Chris Froome removed his hands briefly from the handlebars of his Parrinello bike during a recon ride at the Criterium du Dauphine last summer. It was only for a split second, but he would smash heavily into a wall at 40 miles per hour. A gust of wind catching his front wheel and sending him high into the wall.
It was a horrific way to bring the curtain down on his season, especially with it being just three-and-half weeks away from the Tour de France, and the Briton vying for a record-equalling fifth title.
Later that night at the hospital in St Etienne, Froome’s injuries included a femur fracture, broken hip, elbow and ribs. A long recovery lay ahead.
Not only was the chance of matching a fifth win at the Tour out of the question, but many also worried the crash would be career-ending. At 34, you could argue, what else did he have to prove after securing Grand Tour victories?
Remarkably, the Monaco resident was back on the bike 14 weeks later. Cycling around the hills of Southern France and into Italy. Although there were setbacks along his journey to full fitness, he remained determined to fight back to his stellar best.
Now, seven months on from the crash, Froome will make his return to racing at the UAE Tour next month, the first stage on his path to a potential fifth Tour de France.
The various high-cadence climbs on offer around the Emirates will suit his attributes, and coupled with the soaring climbs at Jebel Hafeet and the Hajar Mountains, should steer him in the right direction and add confidence and more valuable miles to his legs.
It’s the perfect place for him to make his long-awaited return. Backed by some gruelling training camps in Gran Canaria, nothing beats competition, especially when you have the likes of 2018 world champion Alejandro Valverde and Giro d’Italia king of the mountains Giulio Ciccone to test your progress against.
Froome will be 35 when the Tour sets off from Nice in June.

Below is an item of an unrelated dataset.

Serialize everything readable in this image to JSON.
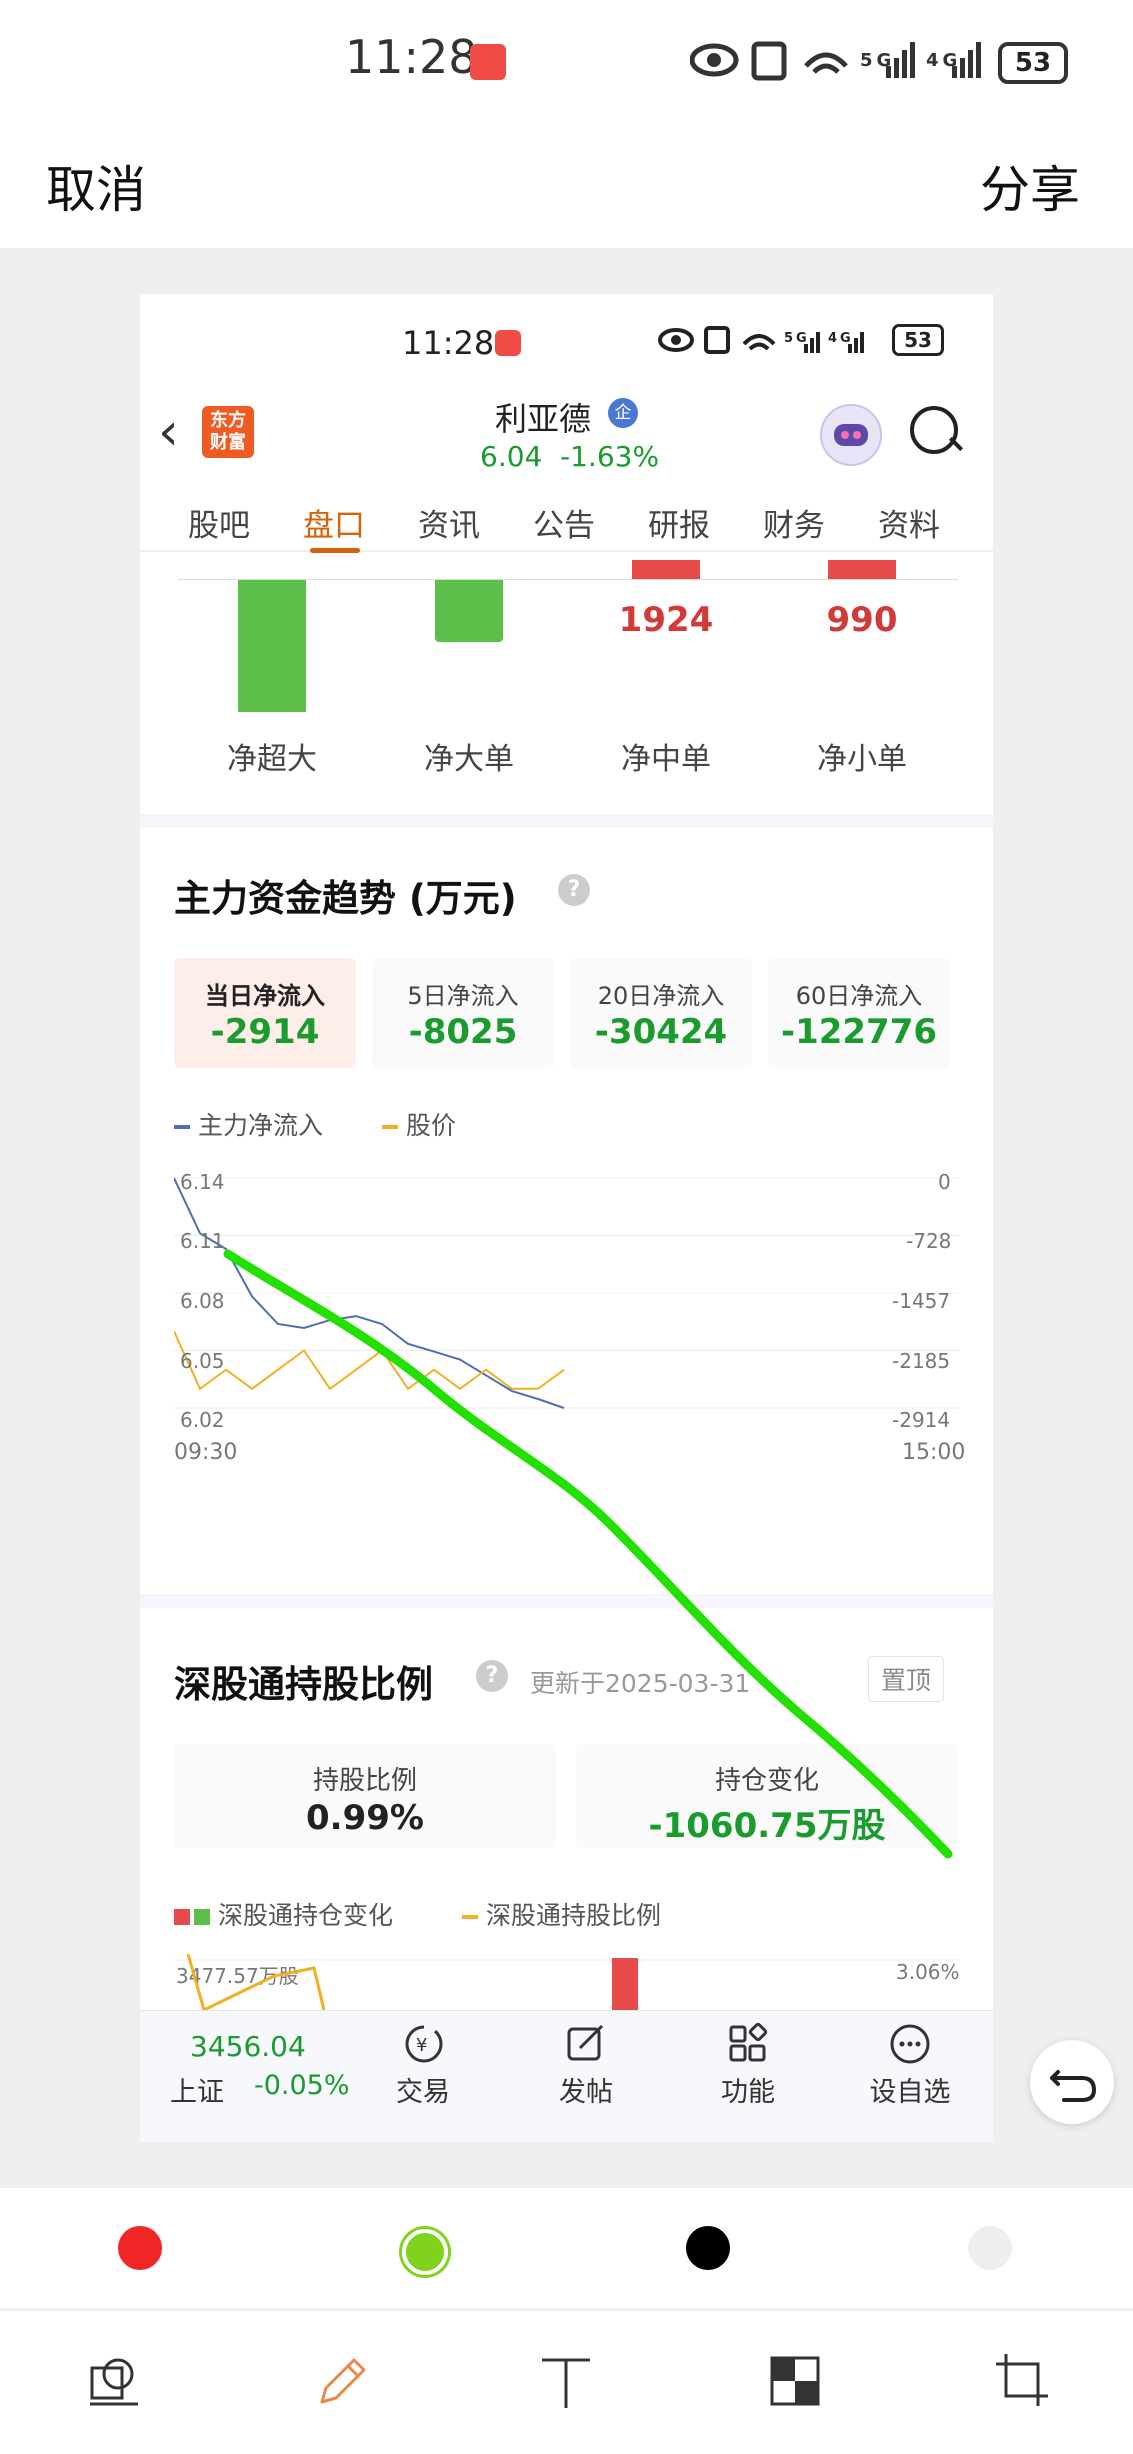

With three other Grand Tour winners on the Team Ineos roster for 2020, he knows the size of the challenge ahead, not least building up his broken body from zero again to the machine-like qualities necessary to negotiate the mountains.
The competition in the UAE will continue to build his racing sharpness and belief, but the reality is he is against the clock to improve his body strength in order to tackle the 29 categorised ascents, six mountain-top finishes and a mountain time-trial at this year’s Tour.
Before the accident, Froome made no secret of his ambition to equal the five Tours de Frances won by Eddy Merckx, Jacques Anquetil, Bernard Hinault and Miguel Indurain, but is now focused just on starting another one.
You only need to look as far as names on the Team Ineos roster to understand the sheer talent at David Brailsford’s disposal.
With defending Tour de France champion Egan Bernal in fine fettle, 2018 winner Geraint Thomas in prime shape, and the recent capture of 2019 Giro d’Italia winner Richard Carapaz, Ineos are stacked with an arsenal of class.
It certainly won’t be an easy glide back into the team.
Time will tell though whether Froome will be able to return to the same high levels he was operating at prior to the crash, but one thing for sure, is that he possesses mental strength and experience that is unrivalled.
As the months move on, Team Ineos will once again hand the leadership responsibilities to whoever is the strongest rider in their squad come July, and no matter what happens, Froome’s status as one of the greatest racers of all time is firmly assured.